"And at Gettysburg," said Jarvis, "this year being the 150th anniversary of the Battle of Gettysburg, we'll be reducing our education programs. Twenty-four hundred kids from the towns in the area will not be able to participate."  (See vintage photos of the national parks.)

4.  Empty silos in the Midwest. The Minuteman Missile Site in South Dakota will close all tours, turning away 50,000 annual visitors. The Cold War, in that sense, will grow a little colder.

5.  Snowy park roads in the West. The month of March, just as the sequester would hit, is when many parks open. It's also when the National Park Service hires "seasonals," the men and women who fight fires, provide extra law enforcement for peak months, and do search-and-rescue-hiring that will have to be curtailed.
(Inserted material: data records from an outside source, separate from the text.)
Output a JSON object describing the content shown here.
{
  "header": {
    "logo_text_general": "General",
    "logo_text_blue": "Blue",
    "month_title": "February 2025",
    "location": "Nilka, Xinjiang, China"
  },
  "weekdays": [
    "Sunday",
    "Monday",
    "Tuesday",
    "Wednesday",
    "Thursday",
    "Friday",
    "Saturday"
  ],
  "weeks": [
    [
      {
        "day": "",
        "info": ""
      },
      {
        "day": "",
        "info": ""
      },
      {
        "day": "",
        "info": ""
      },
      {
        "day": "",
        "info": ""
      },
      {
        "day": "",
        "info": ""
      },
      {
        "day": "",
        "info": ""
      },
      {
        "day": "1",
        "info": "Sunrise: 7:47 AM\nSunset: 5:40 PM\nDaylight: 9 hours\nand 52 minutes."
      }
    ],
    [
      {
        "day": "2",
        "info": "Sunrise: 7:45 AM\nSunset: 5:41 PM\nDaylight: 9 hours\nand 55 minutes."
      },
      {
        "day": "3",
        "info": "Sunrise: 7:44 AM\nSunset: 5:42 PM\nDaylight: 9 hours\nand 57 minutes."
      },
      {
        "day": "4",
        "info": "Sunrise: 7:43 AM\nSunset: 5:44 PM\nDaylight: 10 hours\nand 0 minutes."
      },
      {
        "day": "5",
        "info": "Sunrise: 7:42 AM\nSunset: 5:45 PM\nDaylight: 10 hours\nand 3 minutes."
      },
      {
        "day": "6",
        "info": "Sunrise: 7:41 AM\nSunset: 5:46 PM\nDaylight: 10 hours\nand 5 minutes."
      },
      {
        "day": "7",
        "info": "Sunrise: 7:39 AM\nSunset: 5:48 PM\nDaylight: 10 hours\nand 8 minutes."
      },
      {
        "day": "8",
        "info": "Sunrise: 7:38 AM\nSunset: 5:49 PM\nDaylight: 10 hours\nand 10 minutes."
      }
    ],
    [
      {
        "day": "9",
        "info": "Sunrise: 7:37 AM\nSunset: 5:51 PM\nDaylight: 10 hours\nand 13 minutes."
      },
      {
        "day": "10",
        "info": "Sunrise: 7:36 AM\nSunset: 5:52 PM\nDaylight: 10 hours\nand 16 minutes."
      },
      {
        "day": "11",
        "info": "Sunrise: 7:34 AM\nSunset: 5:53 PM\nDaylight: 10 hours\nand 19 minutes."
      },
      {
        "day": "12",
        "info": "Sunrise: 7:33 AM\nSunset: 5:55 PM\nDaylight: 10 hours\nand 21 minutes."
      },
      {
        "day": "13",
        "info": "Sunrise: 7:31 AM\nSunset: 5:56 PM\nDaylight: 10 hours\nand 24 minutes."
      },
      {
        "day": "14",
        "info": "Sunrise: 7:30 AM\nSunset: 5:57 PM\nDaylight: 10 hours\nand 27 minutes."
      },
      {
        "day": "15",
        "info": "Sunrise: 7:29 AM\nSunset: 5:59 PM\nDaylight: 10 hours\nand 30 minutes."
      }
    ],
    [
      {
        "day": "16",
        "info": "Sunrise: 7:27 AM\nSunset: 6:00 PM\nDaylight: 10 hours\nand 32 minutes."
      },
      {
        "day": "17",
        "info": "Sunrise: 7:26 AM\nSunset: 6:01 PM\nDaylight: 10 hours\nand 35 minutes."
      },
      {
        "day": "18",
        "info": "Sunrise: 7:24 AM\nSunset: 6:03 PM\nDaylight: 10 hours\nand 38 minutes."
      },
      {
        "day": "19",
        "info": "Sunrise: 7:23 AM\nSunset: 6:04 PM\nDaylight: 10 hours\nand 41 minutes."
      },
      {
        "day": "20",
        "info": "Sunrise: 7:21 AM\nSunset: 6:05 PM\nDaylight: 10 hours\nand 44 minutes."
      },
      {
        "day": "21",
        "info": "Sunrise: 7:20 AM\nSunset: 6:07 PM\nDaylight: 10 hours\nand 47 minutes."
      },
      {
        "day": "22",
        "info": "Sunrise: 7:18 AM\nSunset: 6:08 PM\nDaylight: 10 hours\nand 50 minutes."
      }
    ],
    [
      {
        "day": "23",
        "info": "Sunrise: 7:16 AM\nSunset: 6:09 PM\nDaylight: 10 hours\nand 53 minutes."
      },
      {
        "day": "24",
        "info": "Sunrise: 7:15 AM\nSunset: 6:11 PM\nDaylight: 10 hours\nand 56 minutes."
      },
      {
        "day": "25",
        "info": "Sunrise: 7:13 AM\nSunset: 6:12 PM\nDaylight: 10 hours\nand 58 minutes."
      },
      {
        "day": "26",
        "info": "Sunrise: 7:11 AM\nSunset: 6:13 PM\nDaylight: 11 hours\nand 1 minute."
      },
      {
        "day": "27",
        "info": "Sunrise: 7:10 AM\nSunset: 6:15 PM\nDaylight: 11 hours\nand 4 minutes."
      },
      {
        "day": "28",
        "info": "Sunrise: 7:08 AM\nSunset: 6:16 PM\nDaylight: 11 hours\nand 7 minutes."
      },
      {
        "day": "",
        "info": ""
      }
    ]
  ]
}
Also in March, water systems are reactivated and snowy roads are plowed.

"In the Rocky Mountain region, in Yellowstone and Glacier, we will be delaying plowing of the roads to open those up, sometimes as much as a month," Jarvis said.

"That delay will have a direct impact on gateway communities around Cody or Jackson Hole, or up in Glacier at Whitefish. The communities there, they know their season starts the day the roads open and closes the day the roads close. That can be as much as a million dollars a day lost to the local economy."

At Grand Teton National Park, the Jenny Lake Visitor Center will close. In Yosemite, plowing of the Tioga Road, a principal route over the Sierra Nevada, will be delayed, affecting 2,000 to 3,000 travelers a day.  Delays in plowing the road to Wonder Lake, in Alaska's Denali National Park, will affect as many as 4,000 visitors a day.

6.  Thistles and pythons and carp and wild boars. Jarvis reminded the press that national parks need constant defending from invasive plants and animals. Funding cuts will compromise control programs throughout the park system, he said, including efforts to remove yellow star thistle from Yosemite, Burmese pythons from the Everglades, and feral pigs from Hawaii Volcanoes National Park.

People planning to visit national parks in the months ahead are urged to check the National Park Service's website for information on closures.